Jump to content
This Site Uses Cookies. If You Want to Disable Cookies, Please See Your Browser Documentation. ×

Recommended Posts

I suspect the answer is in this forum somewhere, but I couldn't dig one out with the "search" option.

Why are there two different versions of the Kitri variation? And is the one with the echappes & pas de chevals losing popularity?

The Kitri's variation, danced by Terekhova in the Kirov Ballet version of Don Quixote, is the original variation, composed by Minkus.

The "fan" variation with the solo harp, danced by Ananiashvili in the State Perm Ballet version of Don Quixote, is composed by Riccardo Drigo in 1903 for Kschessinska, and is added into her performances of Alexander Gorsky's revival of Don Quixote.

Link to comment

dmollov, I might be wrong (and I will go home and look at those two videos to make sure) but don't both the videos you cite use the same music for that variation? I'm pretty sure it's just the choreography that's different.

Link to comment

If we are speaking of Kitri's variation from the Grand Pas de deux (the last act), the music of the two DVD's is different. The Boris Spassov's CD studio recording of Don Quixote includes both variations:

Track 21: the original variation composed by Minkus

Track 20: the "Fan" variation composed by Drigo

The first Kitri variation from act I (by Minkus) and the Dulcinea variation from the Dream Scene (by Drigo) are the same in both DVD's

Link to comment

Do you mean Kitri's variation from the famous Pas de deux in the last act? In the Kirov Ballet's Don Quixote the music for Tatyana Terekhova's variation is in 6/8 and there isn't any fan. In the VHS called "Kirov Ballet in London" Terekhova performs the other variation composed by Drigo (in 2/4) and known as the "fan variation". Both Cynthia Harvey (in the Met's production of Don Quixote) and Nina Ananiashvili (in the State Perm Ballet's production) perform the fan variation by Drigo, but the tempo of the middle part is faster in the Met's version.

Link to comment

Pavlova used to tour with her version of Don Quixote, and her score contained both the earlier and the later variations. I've seen versions of this pas de deux, where it's treated as sort of a mini-grand pas, with the two leading soloists from the entree performing variations before both the man's and the woman's variations. It always seemed like such a good idea, giving the guy some more breathing time before having to go into his variation right after the adage.

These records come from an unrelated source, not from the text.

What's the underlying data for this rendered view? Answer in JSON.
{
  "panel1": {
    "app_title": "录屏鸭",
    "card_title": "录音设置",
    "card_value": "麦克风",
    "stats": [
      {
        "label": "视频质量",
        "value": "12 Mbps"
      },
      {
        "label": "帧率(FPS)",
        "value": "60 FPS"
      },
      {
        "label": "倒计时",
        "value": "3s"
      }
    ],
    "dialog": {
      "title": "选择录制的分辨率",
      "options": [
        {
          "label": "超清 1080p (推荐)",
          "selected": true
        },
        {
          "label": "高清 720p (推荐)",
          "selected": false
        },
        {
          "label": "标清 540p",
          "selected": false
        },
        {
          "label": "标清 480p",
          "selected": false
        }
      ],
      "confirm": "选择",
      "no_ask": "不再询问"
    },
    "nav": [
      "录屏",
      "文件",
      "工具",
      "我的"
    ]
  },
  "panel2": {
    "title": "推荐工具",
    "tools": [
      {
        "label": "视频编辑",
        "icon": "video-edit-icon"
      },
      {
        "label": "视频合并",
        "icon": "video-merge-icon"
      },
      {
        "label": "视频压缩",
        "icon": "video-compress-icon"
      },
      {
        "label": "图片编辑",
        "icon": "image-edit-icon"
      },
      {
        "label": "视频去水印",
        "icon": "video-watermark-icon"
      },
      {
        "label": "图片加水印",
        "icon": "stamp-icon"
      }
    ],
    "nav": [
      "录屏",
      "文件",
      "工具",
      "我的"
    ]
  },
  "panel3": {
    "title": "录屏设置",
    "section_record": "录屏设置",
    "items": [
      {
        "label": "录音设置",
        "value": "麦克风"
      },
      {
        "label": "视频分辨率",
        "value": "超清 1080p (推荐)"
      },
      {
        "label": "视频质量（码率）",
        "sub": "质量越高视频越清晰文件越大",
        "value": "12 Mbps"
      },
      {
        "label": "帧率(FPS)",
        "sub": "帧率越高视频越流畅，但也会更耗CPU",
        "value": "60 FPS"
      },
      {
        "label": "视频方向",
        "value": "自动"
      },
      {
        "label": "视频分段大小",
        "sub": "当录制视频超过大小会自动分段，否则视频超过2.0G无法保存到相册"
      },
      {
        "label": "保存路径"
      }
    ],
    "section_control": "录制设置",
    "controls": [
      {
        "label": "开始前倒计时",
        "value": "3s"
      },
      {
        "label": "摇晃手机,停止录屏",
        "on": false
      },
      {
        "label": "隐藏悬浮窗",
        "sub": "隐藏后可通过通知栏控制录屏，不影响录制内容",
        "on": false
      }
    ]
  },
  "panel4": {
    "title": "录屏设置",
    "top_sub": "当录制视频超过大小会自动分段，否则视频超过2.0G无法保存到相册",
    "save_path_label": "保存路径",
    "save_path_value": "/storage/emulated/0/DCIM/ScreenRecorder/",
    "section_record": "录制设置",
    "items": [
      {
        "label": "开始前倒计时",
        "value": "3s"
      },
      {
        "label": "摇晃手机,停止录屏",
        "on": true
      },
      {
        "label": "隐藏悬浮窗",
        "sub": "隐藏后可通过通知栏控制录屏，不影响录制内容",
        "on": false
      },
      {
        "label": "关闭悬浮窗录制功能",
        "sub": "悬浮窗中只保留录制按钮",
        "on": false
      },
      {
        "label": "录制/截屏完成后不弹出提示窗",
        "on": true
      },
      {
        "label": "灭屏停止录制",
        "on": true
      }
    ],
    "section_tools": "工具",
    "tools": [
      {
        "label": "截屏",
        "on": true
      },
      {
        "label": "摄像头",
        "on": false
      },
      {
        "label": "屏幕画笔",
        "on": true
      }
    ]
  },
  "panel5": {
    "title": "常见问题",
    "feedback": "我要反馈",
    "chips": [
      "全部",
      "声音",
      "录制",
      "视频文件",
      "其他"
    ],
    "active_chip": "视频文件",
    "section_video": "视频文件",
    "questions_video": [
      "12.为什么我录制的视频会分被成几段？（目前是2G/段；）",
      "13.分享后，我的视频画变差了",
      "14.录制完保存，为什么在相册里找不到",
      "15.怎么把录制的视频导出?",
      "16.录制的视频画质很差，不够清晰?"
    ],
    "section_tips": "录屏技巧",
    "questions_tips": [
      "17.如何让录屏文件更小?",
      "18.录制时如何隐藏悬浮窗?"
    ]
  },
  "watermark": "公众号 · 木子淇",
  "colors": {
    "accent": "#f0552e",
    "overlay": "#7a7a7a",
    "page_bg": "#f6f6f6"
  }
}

Link to comment
  • Recently Browsing   0 members

    • No registered users viewing this page.
  • Create New...